Shalom Al Yisrael Synagogue
|Shalom Al Yisrael Synagogue|
|Location||Jericho, West Bank|
The Shalom Al Yisrael Synagogue, (lit. "Peace Upon Israel Synagogue"), dates to the late 6th or early 7th century CE and was discovered in Jericho in 1936.
The synagogue, dating from the Byzantine period, was revealed in excavations conducted in 1936 by Dr. Baramki of the Antiquities Authority under the British Mandate. An Arab family built a house over the mosaic floor and charged admission to visit it.
The mosaic floor incorporates Jewish symbols such as the Ark of the Covenant, the Menorah, the Shofar and the Lulav. There is also a Hebrew inscription, "Peace upon Israel" (שלום על ישראל), after which the mosaic was named.

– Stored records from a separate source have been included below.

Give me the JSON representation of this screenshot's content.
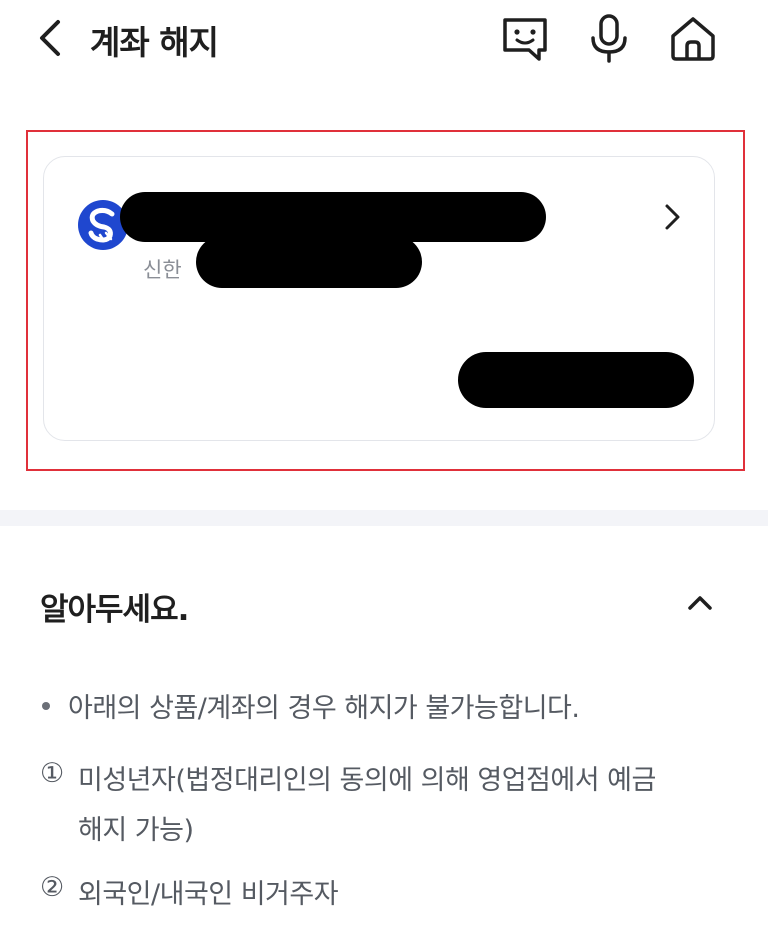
{
  "header": {
    "title": "계좌 해지",
    "icons": [
      "chevron-left-icon",
      "chat-icon",
      "mic-icon",
      "home-icon"
    ]
  },
  "account_card": {
    "bank_name": "신한",
    "logo_letter": "S",
    "logo_color": "#1f47cf",
    "highlight_color": "#e0303a"
  },
  "notice": {
    "title": "알아두세요.",
    "intro": "아래의 상품/계좌의 경우 해지가 불가능합니다.",
    "items": [
      {
        "marker": "①",
        "lines": [
          "미성년자(법정대리인의 동의에 의해 영업점에서 예금",
          "해지 가능)"
        ]
      },
      {
        "marker": "②",
        "lines": [
          "외국인/내국인 비거주자"
        ]
      }
    ]
  }
}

After the 1967 Six Day War, the site came under Israeli military control and remained under the administrative responsibility of the owners (the Shahwan family). Tourists and Jews began visiting the site regularly for prayers. In 1987, the Israeli authorities confiscated the mosaic, the house and a small part of the farm around it. They offered compensation to the Shahwan family but that was rejected. Following the Oslo agreement, the site was given to the Palestinian Authority (PA). Since then the PA has deployed a special security force to protect it.
At the beginning of the Al-Aqsa Intifada the site became a source of conflict. On the night of 12 October 2000, vandals entered and desecrated the building, damaging the private house on top of the ancient mosaic. Later, the PA repaired the damage. The Torah scroll stored at the synagogue was rescued from the fire which had been started and was taken to Mevo'ot Yericho.
In 2005 a group of Israelis was able to visit the synagogue after it was restored by the Municipality of Jericho. Currently the IDF allows only monthly visits - on the first of every Jewish month - in order to conduct prayer services.